As a final note, a word to explain what is motivating the bankers, the businessmen and the government may be in order. The total cost of debt servicing in the economy has grown recently to an extremely unstable level. (This is why interest rates have come down and are staying relatively low... the government knows that high rates now would topple the economy). Remember all debt servicing costs in the economy are passed along to the consumer/taxpayer/worker to bear. When debt servicing costs become too big a proportion of the disposable income of consumers a downward spiral begins. Consumers cut back on their purchases, demand goes down, layoffs and bankruptcies follow and a recession or, even worse, a depression can occur. The debt-based house-of-cards begins to crumble and billions of dollars of paper wealth dissolve.

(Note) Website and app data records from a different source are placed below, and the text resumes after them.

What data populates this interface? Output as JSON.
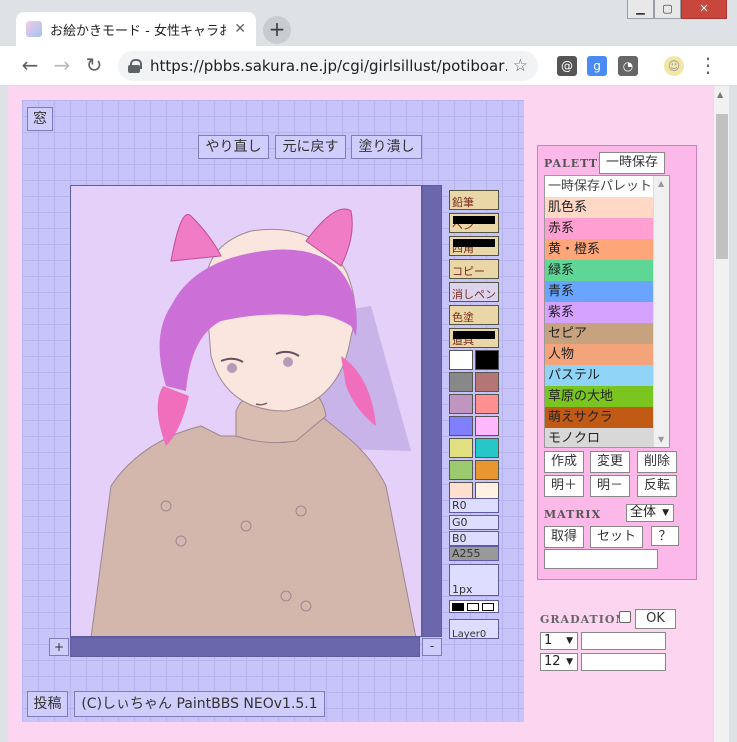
{
  "browser": {
    "tab_title": "お絵かきモード - 女性キャラお絵かき掲示板",
    "url": "https://pbbs.sakura.ne.jp/cgi/girlsillust/potiboar…",
    "new_tab": "+",
    "close_tab": "✕"
  },
  "board": {
    "window_button": "窓",
    "redo": "やり直し",
    "undo": "元に戻す",
    "fill": "塗り潰し",
    "zoom_in": "+",
    "zoom_out": "-",
    "post": "投稿",
    "credit": "(C)しぃちゃん PaintBBS NEOv1.5.1"
  },
  "tools": [
    "鉛筆",
    "ペン",
    "四角",
    "コピー",
    "消しペン",
    "色塗",
    "道具"
  ],
  "swatches": [
    [
      "#ffffff",
      "#000000"
    ],
    [
      "#888888",
      "#b47575"
    ],
    [
      "#c095c0",
      "#ff9090"
    ],
    [
      "#8080ff",
      "#ffb8ff"
    ],
    [
      "#e0e080",
      "#25c7c9"
    ],
    [
      "#9bca6e",
      "#e8962f"
    ],
    [
      "#ffdfd0",
      "#fff0e4"
    ]
  ],
  "color_values": {
    "r": "R0",
    "g": "G0",
    "b": "B0",
    "a": "A255"
  },
  "brush_size": "1px",
  "layer": "Layer0",
  "palette": {
    "header": "PALETTE",
    "temp_save": "一時保存",
    "items": [
      {
        "label": "一時保存パレット",
        "color": "#ffffff"
      },
      {
        "label": "肌色系",
        "color": "#ffd8c6"
      },
      {
        "label": "赤系",
        "color": "#ff9fd2"
      },
      {
        "label": "黄・橙系",
        "color": "#ffa57a"
      },
      {
        "label": "緑系",
        "color": "#5ed796"
      },
      {
        "label": "青系",
        "color": "#69a5ff"
      },
      {
        "label": "紫系",
        "color": "#d6a2ff"
      },
      {
        "label": "セピア",
        "color": "#c7a27e"
      },
      {
        "label": "人物",
        "color": "#f4a47a"
      },
      {
        "label": "パステル",
        "color": "#8fd4f7"
      },
      {
        "label": "草原の大地",
        "color": "#7ac520"
      },
      {
        "label": "萌えサクラ",
        "color": "#c15a14"
      },
      {
        "label": "モノクロ",
        "color": "#d8d8d8"
      }
    ],
    "create": "作成",
    "change": "変更",
    "delete": "削除",
    "bright_plus": "明＋",
    "bright_minus": "明－",
    "invert": "反転"
  },
  "matrix": {
    "header": "MATRIX",
    "scope": "全体",
    "get": "取得",
    "set": "セット",
    "help": "？"
  },
  "gradation": {
    "header": "GRADATION",
    "ok": "OK",
    "sel1": "1",
    "sel2": "12"
  }
}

It appears that the downsizing of governments everywhere around the world is an attempt to reduce debt servicing costs and slow down the meltdown. This would please the business community since a bigger slice of the total credit pie would then be left for them to use to finance their takeovers and consolidation of global markets. It would please the bankers because democratic governments are always a threat to their schemes. Why governments would allow or even encourage this can be explained partially because the key power brokers in government (like the finance ministers) come from the business world and return to it upon leaving office and partially because big business funds control the political party system (as well as the media, the economists, the universities and our cultural institutions). In addition, there is a growing consensus in the upper levels of society that democracy has perhaps gone too far, that there is now "an excess of democracy" and that the "undeserving poor" and even the middle class have had it a little too easy lately. When business and government talking heads speak about "a more flexible workforce" what they really mean is "a more desperate population".